Finance chair: Gov't financial plan a 'collection of unclear headlines'

Dismissing that the Knesset committee will act as a "rubber stamp," MK Oded Forer said the plan must include compensation for severely affected industries, including the tourism industry.

MK Oded Forer (photo credit: JEREMY JEFFER)
MK Oded Forer
(photo credit: JEREMY JEFFER)
The temporary chairman of the Knesset Finance Committee, Yisrael Beytenu MK Oded Forer, attacked on Tuesday the NIS 80 billion financial aid plan presented by the government, describing it as a "collection of unclear headlines" and threatening to vote down certain measures unless modified.
"Yesterday, some sort of program was published, but it is unfortunately very similar to everything that we have already seen – a collection of unclear headlines, which produce nothing for business owners," Forer told the committee.
"Nobody knows what he is eligible [to receive] and what he will be owed tomorrow. Again, discrimination between salaried employees and self-employed workers is clear, both in terms of financial sums and age."
Dismissing the idea that the committee will act as a "rubber stamp," Forer said the plan must include compensation for severely affected industries, including the tourism industry.
"Building an airline from scratch will cost a lot more than keeping existing ones alive, by providing them with a necessary credit limit," Forer said, referring to struggling Israeli carriers, including El Al.
He also cast doubt on the ability of the government to provide the first assistance payments to struggling businesses and workers before next week's Passover holiday, as promised by the Financial Ministry.
The government published its major economic plan on Monday to soften the blow of the coronavirus outbreak, promising NIS 80 billion in financial aid for the healthcare system, struggling businesses, salaried employees and self-employed workers.
The publication of the program was significantly delayed, with Prime MInister Benjamin Netanyahu promising on March 22 that details would be provided within 48 hours.
The financial aid package, amounting to approximately 6% of Israel's gross domestic product, involves commitments of NIS 70b. in funds, in addition to NIS 10b. of financial assistance already promised in recent weeks.
The package includes funds for the healthcare system and assisting at-risk population groups; a "social security safety net" for salaried employees, self-employed workers and the elderly; support for businesses harmed by the outbreak; and a program for the acceleration of the economy and stimulus for critical growth engines.
"I am aware that [the financial package] won't return the situation to what it was prior to the crisis – not for businesses, employees or the self-employed," said outgoing Finance Minister Moshe Kahlon. "But we are speaking about the most significant program that the Israeli economy has ever known. I have no doubt that if this crisis will continue, we will need additions. We will not allow the Israeli economy to collapse."
More than 831,000 newly unemployed workers applied for benefits during March, the Employment Service said on Tuesday, bringing the total number to almost 989,000 or 23.8% of the workforce. Prior to the crisis, unemployment stood at just 4%.
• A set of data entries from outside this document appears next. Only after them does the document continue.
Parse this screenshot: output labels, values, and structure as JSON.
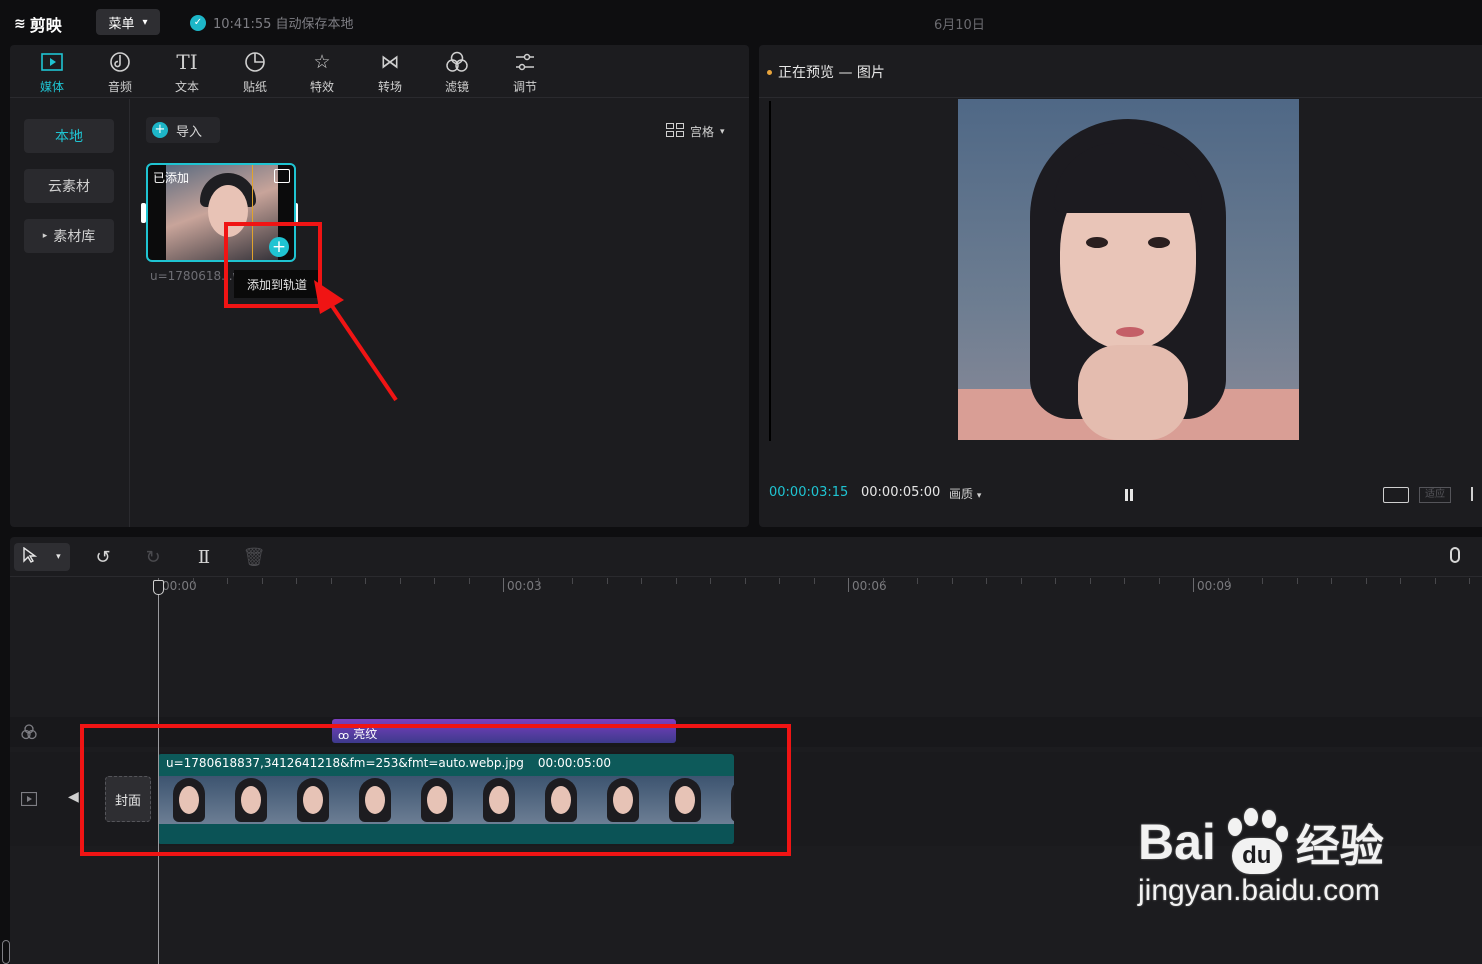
{
  "app": {
    "logo": "剪映",
    "menu_label": "菜单",
    "save_status": "10:41:55 自动保存本地",
    "date": "6月10日"
  },
  "media_panel": {
    "tools": [
      {
        "label": "媒体",
        "icon": "media-icon"
      },
      {
        "label": "音频",
        "icon": "audio-icon"
      },
      {
        "label": "文本",
        "icon": "text-icon"
      },
      {
        "label": "贴纸",
        "icon": "sticker-icon"
      },
      {
        "label": "特效",
        "icon": "effects-icon"
      },
      {
        "label": "转场",
        "icon": "transition-icon"
      },
      {
        "label": "滤镜",
        "icon": "filter-icon"
      },
      {
        "label": "调节",
        "icon": "adjust-icon"
      }
    ],
    "sidebar": [
      {
        "label": "本地"
      },
      {
        "label": "云素材"
      },
      {
        "label": "素材库"
      }
    ],
    "import_label": "导入",
    "view_label": "宫格",
    "thumbnail": {
      "added_badge": "已添加",
      "file_name": "u=1780618...w",
      "tooltip": "添加到轨道"
    }
  },
  "preview": {
    "title": "正在预览 — 图片",
    "current_time": "00:00:03:15",
    "total_time": "00:00:05:00",
    "quality_label": "画质",
    "fit_label": "适应"
  },
  "timeline": {
    "ruler_labels": [
      "00:00",
      "00:03",
      "00:06",
      "00:09"
    ],
    "effect_clip_label": "亮纹",
    "cover_label": "封面",
    "clip": {
      "file_name": "u=1780618837,3412641218&fm=253&fmt=auto.webp.jpg",
      "duration": "00:00:05:00"
    }
  },
  "watermark": {
    "brand": "Bai",
    "brand_suffix": "经验",
    "brand_du": "du",
    "url": "jingyan.baidu.com"
  },
  "colors": {
    "accent": "#1fc4d2",
    "annotation_red": "#f01414"
  }
}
Among those applying for assistance in March, 89.7% are employees placed on unpaid leave, and a further 6.4% have been made redundant. While the share of male and female applicants was almost equal prior to the crisis, 57.7% of new applicants are women.
Primarily affected groups include unskilled workers (15.5% of new applicants), education workers (13.9%), sales employees (9.4%) and hospitality staff (6.4%), Employment Service data showed. Almost half (45.6%) of new applicants are aged 20-34, a further 37.3% are 35-54, and 14.6% are 55 and over. Only 2.5% of applicants are under 20 years old, likely due to mandatory service.
According to estimates published by the National Insurance Institute (Bituach Leumi), the number of unemployed workers will reach 1.1 million during April and May. The institute expects to pay an additional NIS 6.5 billion in unemployment benefits in June.
Additional forecasts include a deterioration in the financial stability of the institute during May and June, culminating in a deficit of some NIS 8.1b. In an "optimistic scenario," in which unemployment benefits decrease significantly by September, the deficit is likely to fall to approximately NIS 319m. In a "pessimistic scenario," however, the deficit will only decrease to NIS 1.9b. by December.